Faced with bland rows of multiplexes listing the same blockbuster releases, it is tempting to fall into a celluloid depression in Bogotá. Aside from occasional impractical late-night arthouse slots, the only place in the listings showing anything out of the ordinary in anywhere out of the ordinary is Usaquen’s Cinema Paradiso.
Cinema Paradiso (Cra 6 No. 119B-56) shows an interesting mix of mainstream and art-house films in opulent surroundings, a slice of Hollywood golden age glamour in the Colombian capital. But is this all the city has to offer the intrepid viewer? Upon delving deeper, Bogotá’s hidden cinema scene reveals everything from blurry projections on tattered screens in bars to long-established “cineclubs” and enthusiastic debates about camera angles.
Colombia has produced a host of film clubs: from the original Cineclub de Colombia (founded in 1949) through Andres Caicedo’s famous Cineclub de Cali in the early 70’s to more contemporary organizations such as the Universidad Central’s Cine Club. With three decades of uninterrupted projection, the Universidad Central Cine Club is one of the heavyweights not only in Bogotá but nationwide. The Sala Fundadores (Cra 7 No.22-79) is the Central Cine Club’s base of operations, and currently this space is being shared by the Cinemateca Distrital while this other longstanding organization has its premises renovated. This means a cinematic bonanza for viewers as large quantities of high quality national and international films are screened in one convenient location.

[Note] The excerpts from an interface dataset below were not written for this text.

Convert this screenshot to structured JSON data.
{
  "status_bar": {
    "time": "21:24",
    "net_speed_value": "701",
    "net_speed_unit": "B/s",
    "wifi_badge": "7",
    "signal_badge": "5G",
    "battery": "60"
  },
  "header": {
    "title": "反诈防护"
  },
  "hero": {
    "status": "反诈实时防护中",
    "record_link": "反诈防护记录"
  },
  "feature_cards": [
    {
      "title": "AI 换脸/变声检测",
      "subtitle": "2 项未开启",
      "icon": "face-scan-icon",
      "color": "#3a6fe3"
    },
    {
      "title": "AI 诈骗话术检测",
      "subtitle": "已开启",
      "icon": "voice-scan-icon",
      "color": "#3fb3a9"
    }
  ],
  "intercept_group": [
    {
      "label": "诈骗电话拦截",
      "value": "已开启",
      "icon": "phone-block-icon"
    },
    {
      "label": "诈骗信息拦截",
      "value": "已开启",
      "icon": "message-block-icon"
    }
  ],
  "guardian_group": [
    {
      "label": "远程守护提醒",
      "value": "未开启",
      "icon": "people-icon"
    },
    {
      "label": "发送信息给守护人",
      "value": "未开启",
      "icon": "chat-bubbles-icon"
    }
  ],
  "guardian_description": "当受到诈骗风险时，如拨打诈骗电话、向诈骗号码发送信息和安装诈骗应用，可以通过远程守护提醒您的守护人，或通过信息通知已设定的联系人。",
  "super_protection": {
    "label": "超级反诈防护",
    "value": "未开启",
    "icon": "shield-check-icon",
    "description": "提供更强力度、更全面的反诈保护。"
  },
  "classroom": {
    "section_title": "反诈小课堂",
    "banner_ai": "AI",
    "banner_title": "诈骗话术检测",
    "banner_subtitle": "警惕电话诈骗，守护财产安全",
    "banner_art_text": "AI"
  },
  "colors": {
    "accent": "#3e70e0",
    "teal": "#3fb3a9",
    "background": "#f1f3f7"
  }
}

Ivan Acosta, Director of the Cine Club Central and President of the National Association of Cine Clubs, believes that while the phenomenon of these screening groups in Colombia has its origins in an intellectual and academic movement, it owes its continued success and popularity to a wider audience. “Cinema in Latin America has always been a social phenomenon. The Golden Age of Mexican cinema coincides with the beginning of the cineclub movement in Colombia. The public began to become interested not just in seeing the movies but also learning about how these were made.”
This popularity continues to this day with a diverse selection of capital dwellers taking advantage of the Cine Club’s affordable prices and varied programme. An average audience is pure mixture – from students and office workers to old age pensioners, and for Acosta the presence of these last viewers is particularly gratifying.
“Sometimes you’ll see the older members of the audience engaged in heated discussions with the younger ones, debating techniques or reminiscing about cinema in years gone by. These seniors are incredibly knowledgeable about the cinema and often they were involved in film movements in their youth.”
The Central Cine Club – and others like it in Colombia – has evolved through the years like celluloid. 35mm projections exist alongside video and digital media. For Acosta, the next big movement however will be a social one. “We are working on the creation of a social film club using the cultural and academic force of the organization to involve people from marginalized spaces in the city in the production of images.” Returning to cinema’s popular roots and using culture to reconnect people in isolated areas of Bogotá – the future looks bright for the club.
Several museums also run regular cinema screenings with the best of the bunch being the Museum of Modern Art (MamBo) and the dinky Museo de Arte y Cultura. This latter may not be one of the biggest or most famous of the capital’s museums but its extensive cultural activities make it worth seeking out.
Located on Calle 36 beside the Parque Nacional, the Museo de Arte y Cultura has a tiny projection room tucked away among a tantalizing bookshop and gallery rooms where films are beamed onto a wall before rows of seated spectators. Films are shown in thematic cycles and each showing is followed by an informative talk and audience discussion. A run of films by female directors showed Colombian viewers the grittier side of urban Europe through films like Andrea Arnold’s “Red Road.”
A few blocks further south viewers sit cozy and illuminated by the glow of the screen in a small auditorium of the MamBo. Rows of itchy seats face a small screen projecting a slow-moving Patagonian road movie. The blots and lines appearing periodically on the crackling screen along with the whirr of the projector give this cinema a vintage feel, reel escapism from the grey rain of a Sunday afternoon.
If you want to combine your film with a mulled wine or keep out the chill of a Bogotá night head to Cafe Cinema on the corner of the Carrera Séptima with Calle 55. An eclectic selection of films are projected onto the back wall while viewers lounge in plush seats seemingly salvaged from an elderly bus, sipping from glasses of steaming wine with frosted sugar rims. At $5,000 per showing – including hot beverage – this is an agreeable and economical option for whiling away some hours. Screenings are Monday, Tuesday, Wednesday at 5:00 pm.
The charm of these cinemas lie in their survival as an antidote to main- stream movies and the uniqueness each one projects. No matter in which you find yourself as you settle down in the chair and watch the blurry screen rear-range itself into a sharp image, you become part of a community of cinemagoers, scattered across the city but united by a love of the seventh art.